was reasonable cause to believe Popoli was denied a full-time
psychology faculty position because of his age and sex. (ECF
No. 1 ¶ 22). Popoli filed a complaint in the District of
Maryland on February 17, 2016, alleging two counts of
discrimination in connection with his non-selection for the
vacant positions. (Id.). First, Popoli claims his
non-selection was motivated, at least in part, by his sex,
constituting unlawful discrimination in violation of Title
VII (Count 1). (Id. ¶¶ 28, 30). Second,
Popoli claims his non-selection was based on his age,
constituting unlawful discrimination in violation of the ADEA
(Count 2). (Id. ¶ 38). HCC moved for summary
judgment on April 25, 2017. (ECF No. 20).
Federal Rule of Civil Procedure 56(c), a court must grant
summary judgment "if the pleadings, depositions, answers
to interrogatories, and admissions on file, together with the
affidavits, if any, show that there is no genuine issue as to
any material fact and that the moving party is entitled to
judgment as a matter of law." See also Anderson v.
Liberty Lobby Inc., 477 U.S. 242, 247 (1986). A genuine
issue of material fact exists where, "the evidence is

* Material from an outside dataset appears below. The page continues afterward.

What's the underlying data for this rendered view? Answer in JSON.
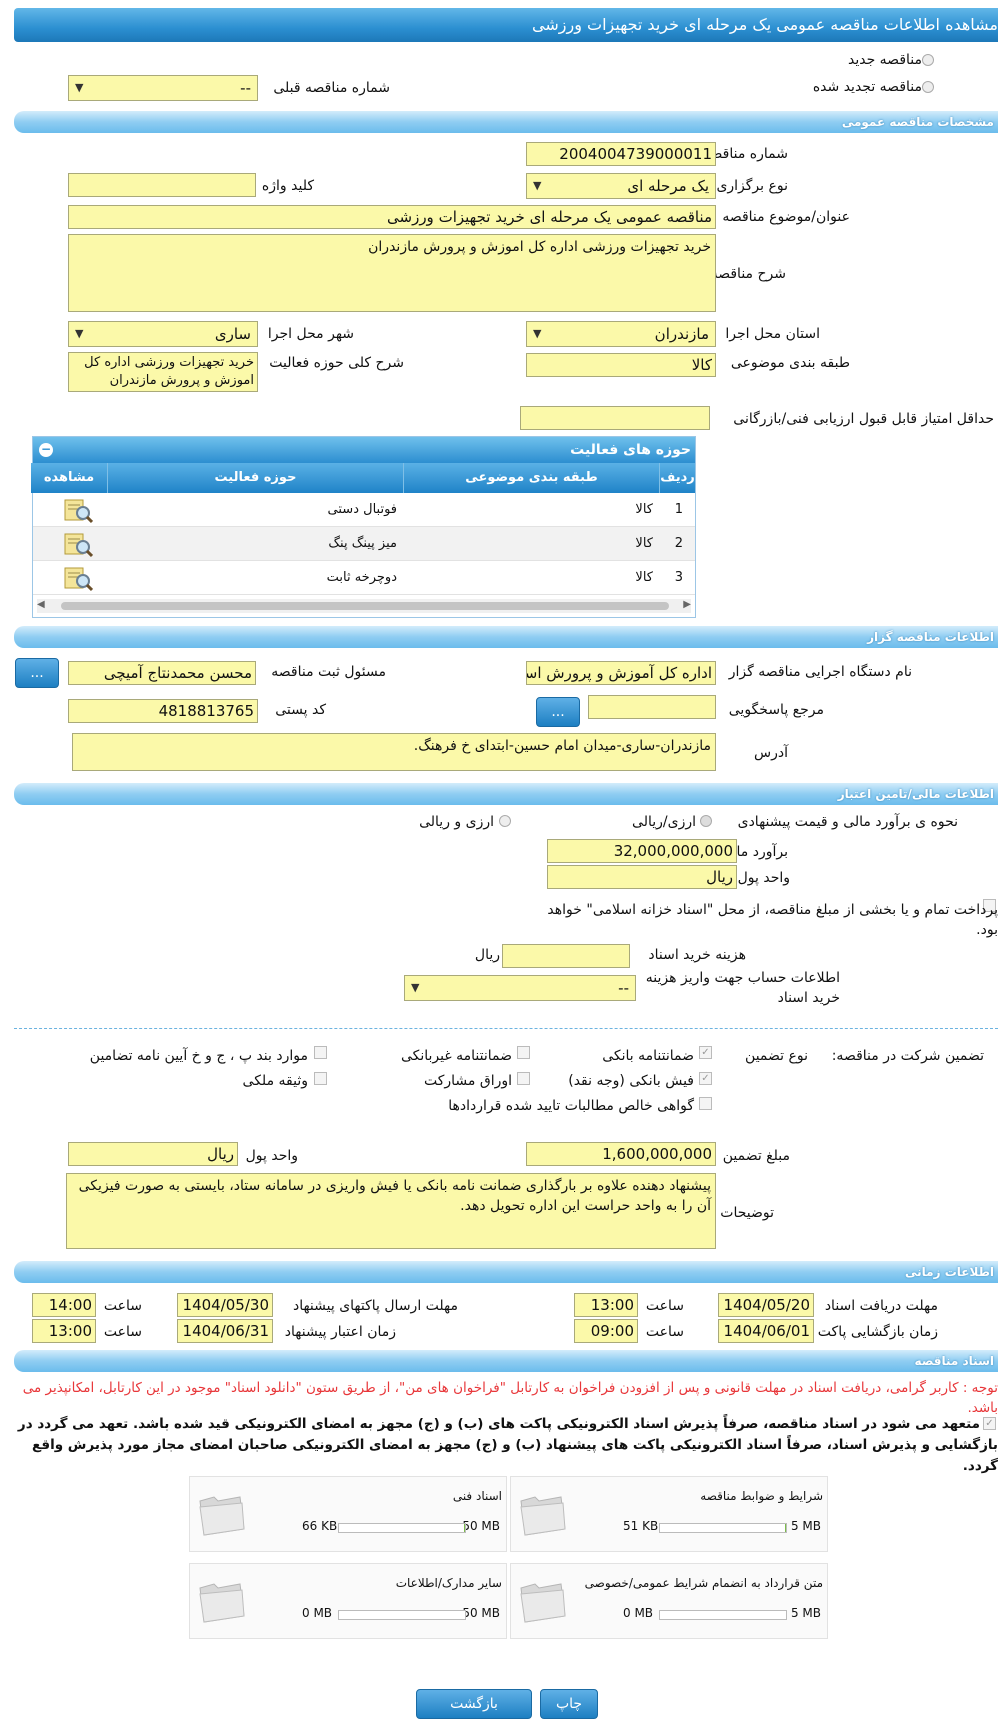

such that a reasonable jury could return a verdict for the
nonmoving party." Id., The party seeking
summary judgment bears the initial burden of demonstrating
the absence of a genuine dispute of material fact. See
Celotex Corp. v. Catrett, 477 U.S. 317, 323 (1986). When
reviewing a motion for summary judgment, the court must take
all facts and inferences in the light most favorable to the
non-moving party. Scott v. Harris, 550 U.S. 372, 378
party opposing summary judgment must, however, "do more
than simply show that there is some metaphysical doubt as to
the material facts." Matsushita Elec. Indus. Co. v.
Zenith Radio Corp., 475 U.S. 574, 586 (1986); see
also In re Apex Express Corp., 190 F.3d 624, 633 (4th
Cir. 1999). The non-movant "'may not rest upon the
mere allegations or denials of [his] pleadings, ' but
rather must 'set forth specific facts showing that there
is a genuine issue for trial.'" Bouchat v.
Baltimore Ravens Football Club, Inc., 346 F.3d 514, 522
(4th Cir. 2003) (alteration in original) (quoting
Fed.R.Civ.P. 56(e)); see also Adickes v. S. H. Kress
& Co., 398 U.S. 144, 160 (1970). A court should
enter summary judgment when a party fails to make a showing
sufficient to establish elements essential to a party's
case, and on which the party will bear the burden of proof at
trial. Celotex Corp., 477 U.S. at 322.
asserts two claims against defendant: sex discrimination in
violation of Title VII (Count I) and age discrimination in
violation of the ADEA (Count II). In response, defendant
argues its hiring decision was not discriminatory and
plaintiffs age discrimination claim under the ADEA is barred
by the Eleventh Amendment to the United States Constitution.
I consider each claim in turn.
Title VII Sex ...